**ACTIVITY:**
Say how many lines in the entries below have the word "title" in them, giving only the number.

**GIVEN RECORDS:**
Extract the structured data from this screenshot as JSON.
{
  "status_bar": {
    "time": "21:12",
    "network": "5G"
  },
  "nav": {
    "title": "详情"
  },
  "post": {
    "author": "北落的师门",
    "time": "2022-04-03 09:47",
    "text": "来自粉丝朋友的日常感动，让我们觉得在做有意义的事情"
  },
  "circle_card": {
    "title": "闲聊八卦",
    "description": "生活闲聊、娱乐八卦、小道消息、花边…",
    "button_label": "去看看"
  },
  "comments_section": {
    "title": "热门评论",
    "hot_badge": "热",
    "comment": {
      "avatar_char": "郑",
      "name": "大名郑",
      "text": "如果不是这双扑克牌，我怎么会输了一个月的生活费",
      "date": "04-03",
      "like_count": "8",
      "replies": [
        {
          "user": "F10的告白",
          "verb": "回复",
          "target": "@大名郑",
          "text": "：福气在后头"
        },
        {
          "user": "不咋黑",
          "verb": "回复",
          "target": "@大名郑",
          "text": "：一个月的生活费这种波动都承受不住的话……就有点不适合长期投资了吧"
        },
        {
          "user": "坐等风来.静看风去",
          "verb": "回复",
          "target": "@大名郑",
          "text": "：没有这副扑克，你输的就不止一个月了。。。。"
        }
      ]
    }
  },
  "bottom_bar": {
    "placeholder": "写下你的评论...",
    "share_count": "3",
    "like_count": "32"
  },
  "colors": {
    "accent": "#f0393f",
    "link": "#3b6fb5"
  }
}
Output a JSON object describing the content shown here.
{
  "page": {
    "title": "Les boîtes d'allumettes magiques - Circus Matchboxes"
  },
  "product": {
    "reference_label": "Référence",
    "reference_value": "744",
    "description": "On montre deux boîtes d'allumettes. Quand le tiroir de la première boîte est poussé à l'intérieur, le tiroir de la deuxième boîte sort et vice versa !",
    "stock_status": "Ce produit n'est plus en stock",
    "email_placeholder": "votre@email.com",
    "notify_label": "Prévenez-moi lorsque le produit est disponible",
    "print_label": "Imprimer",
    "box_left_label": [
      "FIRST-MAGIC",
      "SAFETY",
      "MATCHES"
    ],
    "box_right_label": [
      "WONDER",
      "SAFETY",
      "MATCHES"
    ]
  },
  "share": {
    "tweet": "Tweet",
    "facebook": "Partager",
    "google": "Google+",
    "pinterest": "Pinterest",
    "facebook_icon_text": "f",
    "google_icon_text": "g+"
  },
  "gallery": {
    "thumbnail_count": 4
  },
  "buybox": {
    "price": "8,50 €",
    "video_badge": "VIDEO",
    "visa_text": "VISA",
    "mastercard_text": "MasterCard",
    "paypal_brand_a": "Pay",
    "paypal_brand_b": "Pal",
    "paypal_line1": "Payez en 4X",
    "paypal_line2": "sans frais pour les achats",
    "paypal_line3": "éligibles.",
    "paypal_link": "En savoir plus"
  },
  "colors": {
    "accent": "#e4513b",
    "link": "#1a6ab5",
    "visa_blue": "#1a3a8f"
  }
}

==

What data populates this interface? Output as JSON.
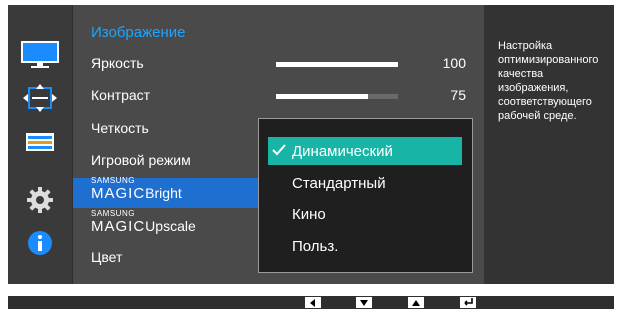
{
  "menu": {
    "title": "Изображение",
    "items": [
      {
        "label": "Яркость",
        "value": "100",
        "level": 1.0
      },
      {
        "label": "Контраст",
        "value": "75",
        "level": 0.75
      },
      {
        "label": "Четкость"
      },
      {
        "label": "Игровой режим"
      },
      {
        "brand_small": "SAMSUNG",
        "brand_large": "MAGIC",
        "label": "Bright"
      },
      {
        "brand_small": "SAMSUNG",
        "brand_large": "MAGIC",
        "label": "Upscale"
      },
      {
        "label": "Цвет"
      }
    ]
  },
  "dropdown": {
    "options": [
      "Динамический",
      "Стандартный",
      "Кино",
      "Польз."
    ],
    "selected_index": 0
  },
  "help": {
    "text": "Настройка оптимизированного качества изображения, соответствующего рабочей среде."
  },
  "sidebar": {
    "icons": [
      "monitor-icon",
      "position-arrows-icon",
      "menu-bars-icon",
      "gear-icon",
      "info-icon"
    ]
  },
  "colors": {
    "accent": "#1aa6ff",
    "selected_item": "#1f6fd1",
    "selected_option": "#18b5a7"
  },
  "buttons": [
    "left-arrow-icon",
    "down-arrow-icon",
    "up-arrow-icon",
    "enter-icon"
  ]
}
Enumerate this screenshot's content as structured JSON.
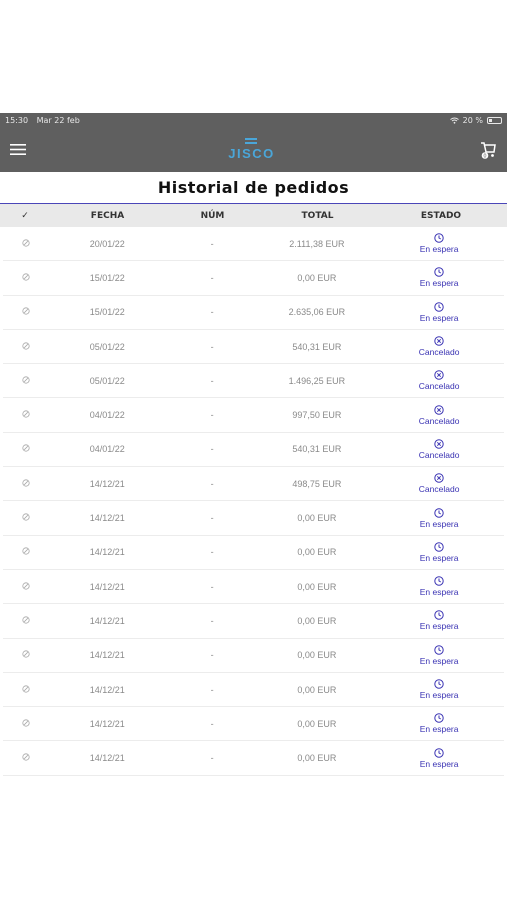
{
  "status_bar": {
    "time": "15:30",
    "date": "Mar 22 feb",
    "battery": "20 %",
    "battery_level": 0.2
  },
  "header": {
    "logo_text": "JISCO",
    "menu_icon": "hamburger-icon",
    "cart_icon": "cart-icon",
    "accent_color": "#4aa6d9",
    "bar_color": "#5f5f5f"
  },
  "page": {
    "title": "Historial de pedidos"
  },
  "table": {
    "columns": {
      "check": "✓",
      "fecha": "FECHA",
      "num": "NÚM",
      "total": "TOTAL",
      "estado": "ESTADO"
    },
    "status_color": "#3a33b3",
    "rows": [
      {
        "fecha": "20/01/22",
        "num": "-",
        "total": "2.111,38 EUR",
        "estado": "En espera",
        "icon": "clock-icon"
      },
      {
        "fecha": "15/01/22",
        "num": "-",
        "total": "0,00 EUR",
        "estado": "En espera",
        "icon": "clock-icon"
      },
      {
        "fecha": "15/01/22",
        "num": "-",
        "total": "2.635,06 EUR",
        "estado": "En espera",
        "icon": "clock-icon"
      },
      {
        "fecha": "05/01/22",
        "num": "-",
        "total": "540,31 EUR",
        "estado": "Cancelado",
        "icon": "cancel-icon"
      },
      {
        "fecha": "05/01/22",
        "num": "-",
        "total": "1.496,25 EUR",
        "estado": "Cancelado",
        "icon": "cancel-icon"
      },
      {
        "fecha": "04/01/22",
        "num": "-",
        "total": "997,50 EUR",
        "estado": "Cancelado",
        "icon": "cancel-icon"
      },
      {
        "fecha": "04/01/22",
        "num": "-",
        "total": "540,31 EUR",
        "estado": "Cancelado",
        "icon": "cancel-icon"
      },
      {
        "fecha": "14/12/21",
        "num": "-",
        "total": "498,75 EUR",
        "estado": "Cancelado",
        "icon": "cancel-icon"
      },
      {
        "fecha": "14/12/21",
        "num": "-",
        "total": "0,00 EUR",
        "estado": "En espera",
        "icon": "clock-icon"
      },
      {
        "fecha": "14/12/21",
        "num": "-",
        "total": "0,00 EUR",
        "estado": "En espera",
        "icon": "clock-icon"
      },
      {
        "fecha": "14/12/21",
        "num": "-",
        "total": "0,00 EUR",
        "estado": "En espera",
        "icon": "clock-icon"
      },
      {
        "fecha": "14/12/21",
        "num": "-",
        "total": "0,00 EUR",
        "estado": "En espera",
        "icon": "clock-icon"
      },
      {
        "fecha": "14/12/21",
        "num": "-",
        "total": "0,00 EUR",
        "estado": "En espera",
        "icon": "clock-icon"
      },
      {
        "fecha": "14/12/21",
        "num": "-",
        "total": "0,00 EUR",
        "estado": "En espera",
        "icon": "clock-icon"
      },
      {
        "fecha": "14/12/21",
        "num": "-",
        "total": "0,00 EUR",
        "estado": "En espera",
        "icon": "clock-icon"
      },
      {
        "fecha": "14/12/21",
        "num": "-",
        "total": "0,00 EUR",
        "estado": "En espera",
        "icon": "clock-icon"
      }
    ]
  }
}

**TASK ANSWER:**
6